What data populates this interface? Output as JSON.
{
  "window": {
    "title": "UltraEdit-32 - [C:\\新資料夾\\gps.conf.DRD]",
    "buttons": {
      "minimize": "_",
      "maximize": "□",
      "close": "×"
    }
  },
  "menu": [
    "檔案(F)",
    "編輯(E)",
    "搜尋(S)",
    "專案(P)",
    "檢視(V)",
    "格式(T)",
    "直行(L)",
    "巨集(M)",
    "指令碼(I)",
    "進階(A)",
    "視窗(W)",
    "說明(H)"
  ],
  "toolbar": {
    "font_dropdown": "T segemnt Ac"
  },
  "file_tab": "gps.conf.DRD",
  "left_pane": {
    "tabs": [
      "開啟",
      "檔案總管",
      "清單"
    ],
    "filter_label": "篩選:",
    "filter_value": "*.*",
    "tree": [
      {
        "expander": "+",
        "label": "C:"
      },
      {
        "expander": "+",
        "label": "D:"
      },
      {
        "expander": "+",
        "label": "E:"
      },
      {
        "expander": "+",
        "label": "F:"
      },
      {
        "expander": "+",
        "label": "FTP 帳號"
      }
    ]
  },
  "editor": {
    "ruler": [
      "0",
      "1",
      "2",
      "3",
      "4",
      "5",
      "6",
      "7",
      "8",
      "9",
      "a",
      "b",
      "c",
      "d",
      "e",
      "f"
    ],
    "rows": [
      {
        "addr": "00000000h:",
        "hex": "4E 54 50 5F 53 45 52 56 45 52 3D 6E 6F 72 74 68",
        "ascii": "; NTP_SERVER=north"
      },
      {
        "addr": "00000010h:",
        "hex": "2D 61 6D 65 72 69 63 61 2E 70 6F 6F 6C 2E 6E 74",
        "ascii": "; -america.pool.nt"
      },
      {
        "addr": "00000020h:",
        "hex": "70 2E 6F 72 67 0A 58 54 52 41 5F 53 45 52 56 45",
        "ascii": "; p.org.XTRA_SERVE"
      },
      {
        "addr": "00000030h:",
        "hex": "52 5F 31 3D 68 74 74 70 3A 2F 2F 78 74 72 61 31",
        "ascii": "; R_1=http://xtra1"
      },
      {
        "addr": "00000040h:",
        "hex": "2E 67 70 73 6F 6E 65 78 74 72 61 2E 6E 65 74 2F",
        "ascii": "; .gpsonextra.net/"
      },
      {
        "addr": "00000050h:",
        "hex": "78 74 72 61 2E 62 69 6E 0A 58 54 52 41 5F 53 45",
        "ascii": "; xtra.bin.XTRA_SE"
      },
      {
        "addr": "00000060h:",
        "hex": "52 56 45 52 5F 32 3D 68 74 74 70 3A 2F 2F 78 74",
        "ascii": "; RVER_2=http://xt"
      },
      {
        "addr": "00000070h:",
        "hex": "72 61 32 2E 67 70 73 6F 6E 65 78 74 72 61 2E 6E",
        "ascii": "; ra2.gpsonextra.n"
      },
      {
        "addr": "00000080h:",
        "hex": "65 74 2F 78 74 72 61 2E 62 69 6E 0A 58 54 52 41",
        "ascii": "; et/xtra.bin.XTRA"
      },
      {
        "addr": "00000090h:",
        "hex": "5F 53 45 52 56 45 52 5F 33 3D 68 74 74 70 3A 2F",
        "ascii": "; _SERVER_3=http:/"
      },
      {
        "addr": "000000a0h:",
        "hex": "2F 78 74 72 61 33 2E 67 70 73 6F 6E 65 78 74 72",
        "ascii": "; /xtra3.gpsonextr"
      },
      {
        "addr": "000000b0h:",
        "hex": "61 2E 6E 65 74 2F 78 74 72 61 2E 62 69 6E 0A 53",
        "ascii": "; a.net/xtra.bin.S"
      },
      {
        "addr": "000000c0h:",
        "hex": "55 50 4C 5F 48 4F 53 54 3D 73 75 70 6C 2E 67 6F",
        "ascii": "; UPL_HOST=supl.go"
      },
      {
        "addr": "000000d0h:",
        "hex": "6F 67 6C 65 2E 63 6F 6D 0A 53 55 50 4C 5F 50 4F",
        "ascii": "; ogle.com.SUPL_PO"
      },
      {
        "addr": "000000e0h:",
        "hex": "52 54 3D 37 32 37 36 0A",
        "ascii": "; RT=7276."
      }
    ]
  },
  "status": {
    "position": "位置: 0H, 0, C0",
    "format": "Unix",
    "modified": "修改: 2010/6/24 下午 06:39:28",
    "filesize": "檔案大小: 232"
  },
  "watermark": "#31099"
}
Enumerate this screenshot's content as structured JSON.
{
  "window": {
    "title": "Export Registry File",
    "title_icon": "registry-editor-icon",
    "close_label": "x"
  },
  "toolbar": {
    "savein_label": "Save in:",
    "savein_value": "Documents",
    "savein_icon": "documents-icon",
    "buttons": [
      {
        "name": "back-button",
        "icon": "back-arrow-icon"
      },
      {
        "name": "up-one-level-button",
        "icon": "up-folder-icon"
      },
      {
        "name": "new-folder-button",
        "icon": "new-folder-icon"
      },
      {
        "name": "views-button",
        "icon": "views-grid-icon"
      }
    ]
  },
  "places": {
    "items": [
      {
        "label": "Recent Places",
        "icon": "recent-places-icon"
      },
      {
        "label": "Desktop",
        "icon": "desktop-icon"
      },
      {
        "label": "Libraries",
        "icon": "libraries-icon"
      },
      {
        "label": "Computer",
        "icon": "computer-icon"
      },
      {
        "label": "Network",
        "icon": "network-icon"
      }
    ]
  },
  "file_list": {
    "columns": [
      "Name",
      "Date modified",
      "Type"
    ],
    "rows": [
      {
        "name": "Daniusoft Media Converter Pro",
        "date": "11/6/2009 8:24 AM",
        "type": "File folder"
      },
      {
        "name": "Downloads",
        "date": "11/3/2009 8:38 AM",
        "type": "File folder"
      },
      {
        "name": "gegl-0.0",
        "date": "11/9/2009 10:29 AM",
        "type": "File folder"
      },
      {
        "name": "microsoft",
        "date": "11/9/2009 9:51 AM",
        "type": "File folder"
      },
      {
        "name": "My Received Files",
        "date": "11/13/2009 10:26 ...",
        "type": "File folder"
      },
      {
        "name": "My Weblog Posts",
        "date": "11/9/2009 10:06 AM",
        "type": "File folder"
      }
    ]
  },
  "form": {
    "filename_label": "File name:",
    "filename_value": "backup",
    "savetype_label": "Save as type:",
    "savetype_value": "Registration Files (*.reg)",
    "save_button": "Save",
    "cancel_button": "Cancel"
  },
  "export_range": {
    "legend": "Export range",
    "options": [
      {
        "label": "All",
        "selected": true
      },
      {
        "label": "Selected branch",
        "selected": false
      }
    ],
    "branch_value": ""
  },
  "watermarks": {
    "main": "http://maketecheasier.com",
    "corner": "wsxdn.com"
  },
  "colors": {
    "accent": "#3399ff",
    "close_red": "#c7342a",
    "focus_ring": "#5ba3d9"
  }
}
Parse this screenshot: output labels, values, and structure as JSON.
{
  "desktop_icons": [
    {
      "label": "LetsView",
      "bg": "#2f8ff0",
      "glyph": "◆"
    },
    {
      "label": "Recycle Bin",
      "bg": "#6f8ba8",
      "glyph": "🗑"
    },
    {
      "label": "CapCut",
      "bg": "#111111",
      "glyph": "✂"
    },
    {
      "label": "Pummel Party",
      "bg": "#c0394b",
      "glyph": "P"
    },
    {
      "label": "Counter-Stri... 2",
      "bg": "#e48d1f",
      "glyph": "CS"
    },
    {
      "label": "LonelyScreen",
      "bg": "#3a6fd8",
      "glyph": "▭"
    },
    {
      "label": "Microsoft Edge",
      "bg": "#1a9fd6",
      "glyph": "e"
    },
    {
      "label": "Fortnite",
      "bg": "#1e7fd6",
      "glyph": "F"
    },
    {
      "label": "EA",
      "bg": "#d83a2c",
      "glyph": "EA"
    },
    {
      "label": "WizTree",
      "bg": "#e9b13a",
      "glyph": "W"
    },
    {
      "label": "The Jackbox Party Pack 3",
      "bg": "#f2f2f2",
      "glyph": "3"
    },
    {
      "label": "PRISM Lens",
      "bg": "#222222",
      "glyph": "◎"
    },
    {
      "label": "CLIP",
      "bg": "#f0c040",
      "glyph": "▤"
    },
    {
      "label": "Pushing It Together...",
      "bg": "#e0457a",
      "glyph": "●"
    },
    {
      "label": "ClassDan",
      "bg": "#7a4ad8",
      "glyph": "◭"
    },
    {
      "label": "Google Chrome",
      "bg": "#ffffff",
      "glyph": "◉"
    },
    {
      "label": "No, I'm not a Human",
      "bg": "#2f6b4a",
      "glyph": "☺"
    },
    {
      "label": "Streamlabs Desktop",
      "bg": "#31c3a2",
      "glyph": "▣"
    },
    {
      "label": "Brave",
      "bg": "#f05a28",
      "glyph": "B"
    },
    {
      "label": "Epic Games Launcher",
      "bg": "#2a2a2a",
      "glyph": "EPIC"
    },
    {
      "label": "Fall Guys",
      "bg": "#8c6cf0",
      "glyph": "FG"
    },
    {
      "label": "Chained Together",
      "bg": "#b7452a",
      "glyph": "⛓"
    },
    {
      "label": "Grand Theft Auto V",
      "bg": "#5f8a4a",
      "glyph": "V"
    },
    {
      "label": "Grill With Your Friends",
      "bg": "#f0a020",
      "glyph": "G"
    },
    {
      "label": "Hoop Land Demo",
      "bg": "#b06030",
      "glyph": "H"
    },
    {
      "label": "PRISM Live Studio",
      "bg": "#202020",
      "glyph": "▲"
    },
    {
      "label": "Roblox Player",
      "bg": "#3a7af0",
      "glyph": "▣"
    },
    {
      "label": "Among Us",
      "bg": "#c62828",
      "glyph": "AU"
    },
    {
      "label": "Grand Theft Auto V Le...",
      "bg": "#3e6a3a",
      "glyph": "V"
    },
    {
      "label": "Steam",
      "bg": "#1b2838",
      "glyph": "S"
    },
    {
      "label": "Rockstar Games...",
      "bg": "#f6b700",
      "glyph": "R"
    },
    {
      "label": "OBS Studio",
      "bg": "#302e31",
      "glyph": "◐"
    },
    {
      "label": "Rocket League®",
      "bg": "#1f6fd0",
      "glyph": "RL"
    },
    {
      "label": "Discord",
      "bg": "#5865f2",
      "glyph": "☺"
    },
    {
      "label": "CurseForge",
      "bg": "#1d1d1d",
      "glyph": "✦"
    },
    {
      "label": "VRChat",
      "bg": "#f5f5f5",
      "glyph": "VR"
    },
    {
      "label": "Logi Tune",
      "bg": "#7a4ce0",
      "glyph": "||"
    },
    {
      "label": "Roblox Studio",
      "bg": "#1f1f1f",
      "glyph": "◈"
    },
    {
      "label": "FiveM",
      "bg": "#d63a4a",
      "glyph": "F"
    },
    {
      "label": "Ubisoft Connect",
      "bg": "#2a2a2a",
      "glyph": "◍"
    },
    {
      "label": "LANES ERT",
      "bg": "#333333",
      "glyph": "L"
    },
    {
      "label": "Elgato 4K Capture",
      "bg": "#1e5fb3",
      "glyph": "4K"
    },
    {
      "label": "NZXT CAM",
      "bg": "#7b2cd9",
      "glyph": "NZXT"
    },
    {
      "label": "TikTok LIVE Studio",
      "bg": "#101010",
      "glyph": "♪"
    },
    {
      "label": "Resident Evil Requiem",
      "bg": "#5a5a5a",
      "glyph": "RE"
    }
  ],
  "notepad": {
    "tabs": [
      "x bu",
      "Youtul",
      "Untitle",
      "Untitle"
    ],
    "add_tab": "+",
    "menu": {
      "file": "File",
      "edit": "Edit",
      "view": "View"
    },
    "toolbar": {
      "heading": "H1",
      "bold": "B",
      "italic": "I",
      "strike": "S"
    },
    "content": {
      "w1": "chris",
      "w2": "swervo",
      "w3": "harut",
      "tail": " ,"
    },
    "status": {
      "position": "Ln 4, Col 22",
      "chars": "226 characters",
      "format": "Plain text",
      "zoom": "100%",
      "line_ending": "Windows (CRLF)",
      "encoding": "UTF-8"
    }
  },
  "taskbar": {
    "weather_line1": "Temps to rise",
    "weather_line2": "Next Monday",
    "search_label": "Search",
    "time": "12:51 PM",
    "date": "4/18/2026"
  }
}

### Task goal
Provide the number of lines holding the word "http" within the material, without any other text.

### Result of the task
4